So, they couldn’t have been too happy to hear Stern’s recent on-air rant about the president: “Get him out of office. I’m tellin’ you, man, he’s in dangerous territory [with] a religious agenda and you gotta vote him out–anyone but Bush,” Stern railed….
“When these insider dealings were exposed by the Houston Chronicle in 1999,” Micah Sifry wrote in his blog about Stern and Clear Channel, “Hicks resigned from the company’s board. By then, he had made Bush a rich man when he bought the Texas Rangers from him and his partners in 1998 for $250 million, three times their investment in the team.” …
It’s the First Amendment, stupid.
I’ll say it again just because it sounds so nice: It’s the First Amendment, stupid.
: AP story on Stern here.
: The FCC didn’t announce fines on Friday but they are working on them.

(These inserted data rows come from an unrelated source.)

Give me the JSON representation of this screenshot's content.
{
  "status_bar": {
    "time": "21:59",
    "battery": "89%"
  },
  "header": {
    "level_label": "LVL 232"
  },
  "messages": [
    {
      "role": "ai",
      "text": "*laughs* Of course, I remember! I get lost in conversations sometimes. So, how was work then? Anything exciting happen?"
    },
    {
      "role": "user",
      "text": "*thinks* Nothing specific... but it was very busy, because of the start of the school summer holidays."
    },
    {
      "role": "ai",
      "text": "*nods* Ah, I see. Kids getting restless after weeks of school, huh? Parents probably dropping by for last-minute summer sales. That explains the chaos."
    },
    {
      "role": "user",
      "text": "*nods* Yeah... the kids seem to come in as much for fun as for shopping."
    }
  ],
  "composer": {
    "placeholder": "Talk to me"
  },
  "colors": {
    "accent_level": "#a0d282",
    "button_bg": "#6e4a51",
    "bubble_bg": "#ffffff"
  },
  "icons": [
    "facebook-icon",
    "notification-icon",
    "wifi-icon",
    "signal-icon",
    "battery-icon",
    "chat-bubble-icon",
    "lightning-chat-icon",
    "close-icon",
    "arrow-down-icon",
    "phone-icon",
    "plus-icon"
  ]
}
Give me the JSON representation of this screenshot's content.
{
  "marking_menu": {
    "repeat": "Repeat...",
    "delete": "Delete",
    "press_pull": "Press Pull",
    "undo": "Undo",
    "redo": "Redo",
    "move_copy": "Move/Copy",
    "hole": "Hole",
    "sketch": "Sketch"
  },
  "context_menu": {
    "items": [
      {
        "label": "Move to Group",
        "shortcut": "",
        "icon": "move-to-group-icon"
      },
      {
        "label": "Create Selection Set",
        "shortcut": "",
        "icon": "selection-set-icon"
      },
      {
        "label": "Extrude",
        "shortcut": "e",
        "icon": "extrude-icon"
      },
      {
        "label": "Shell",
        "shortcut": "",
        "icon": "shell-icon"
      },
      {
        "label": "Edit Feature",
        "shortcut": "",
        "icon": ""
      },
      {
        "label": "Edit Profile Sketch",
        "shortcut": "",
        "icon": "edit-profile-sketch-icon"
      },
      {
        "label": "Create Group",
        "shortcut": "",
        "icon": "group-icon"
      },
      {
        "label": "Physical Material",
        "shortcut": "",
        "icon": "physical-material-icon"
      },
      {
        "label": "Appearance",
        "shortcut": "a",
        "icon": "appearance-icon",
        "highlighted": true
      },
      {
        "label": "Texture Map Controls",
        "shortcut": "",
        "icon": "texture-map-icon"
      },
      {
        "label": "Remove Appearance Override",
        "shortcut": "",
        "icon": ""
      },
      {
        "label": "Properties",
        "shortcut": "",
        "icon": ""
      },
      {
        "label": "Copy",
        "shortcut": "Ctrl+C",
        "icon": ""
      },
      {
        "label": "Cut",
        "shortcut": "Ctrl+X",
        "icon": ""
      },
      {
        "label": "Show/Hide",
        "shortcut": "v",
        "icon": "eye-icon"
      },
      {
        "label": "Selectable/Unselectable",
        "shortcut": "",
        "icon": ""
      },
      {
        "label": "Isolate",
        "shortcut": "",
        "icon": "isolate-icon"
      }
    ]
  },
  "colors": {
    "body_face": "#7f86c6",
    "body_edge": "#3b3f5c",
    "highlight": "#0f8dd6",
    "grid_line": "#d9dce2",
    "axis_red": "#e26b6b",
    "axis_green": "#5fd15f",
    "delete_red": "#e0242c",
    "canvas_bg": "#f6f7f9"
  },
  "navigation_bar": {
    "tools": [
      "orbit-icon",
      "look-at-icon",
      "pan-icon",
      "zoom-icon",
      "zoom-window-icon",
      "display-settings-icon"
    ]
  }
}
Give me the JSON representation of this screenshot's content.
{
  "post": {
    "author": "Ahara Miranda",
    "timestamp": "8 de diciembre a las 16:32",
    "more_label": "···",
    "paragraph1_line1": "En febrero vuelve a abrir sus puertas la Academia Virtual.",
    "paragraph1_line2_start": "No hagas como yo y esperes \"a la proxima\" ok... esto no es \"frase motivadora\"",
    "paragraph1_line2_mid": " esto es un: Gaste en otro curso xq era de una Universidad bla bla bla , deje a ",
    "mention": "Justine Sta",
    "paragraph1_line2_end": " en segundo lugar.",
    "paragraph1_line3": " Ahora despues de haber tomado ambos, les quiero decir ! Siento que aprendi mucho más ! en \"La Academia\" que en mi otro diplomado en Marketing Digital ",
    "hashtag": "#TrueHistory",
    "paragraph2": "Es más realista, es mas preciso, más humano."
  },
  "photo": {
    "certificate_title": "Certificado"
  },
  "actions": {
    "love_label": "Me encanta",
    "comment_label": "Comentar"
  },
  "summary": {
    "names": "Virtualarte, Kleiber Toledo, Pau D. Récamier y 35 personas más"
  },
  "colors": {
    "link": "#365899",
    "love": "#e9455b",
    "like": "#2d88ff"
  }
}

From Bloomberg:
The Federal Communications Commission is close to levying about two dozen fines for indecency against radio companies, including Viacom Inc.’s Infinity Broadcasting and Clear Channel Communications Inc., FCC documents show.
“At the end of 2003, we had pending more than two dozen cases in the final stage of investigation, and anticipate enforcement action in all or most of these cases within the next few months,” FCC Chairman Michael Powell said in a letter to U.S. Rep. John Dingell, a Michigan Democrat. The March 2 letter was released Friday.
: The Economist on the cast:
Mr Powell’s new passion? Smut.
Unlike those fiddly telecoms and media rules, the FCC’s assault on indecency has yielded gratifyingly quick results. Janet Jackson’s breast, which escaped during the Super Bowl half-time show, is safely under wraps again. Radio shock jocks, such as Howard Stern and (the somewhat less famous)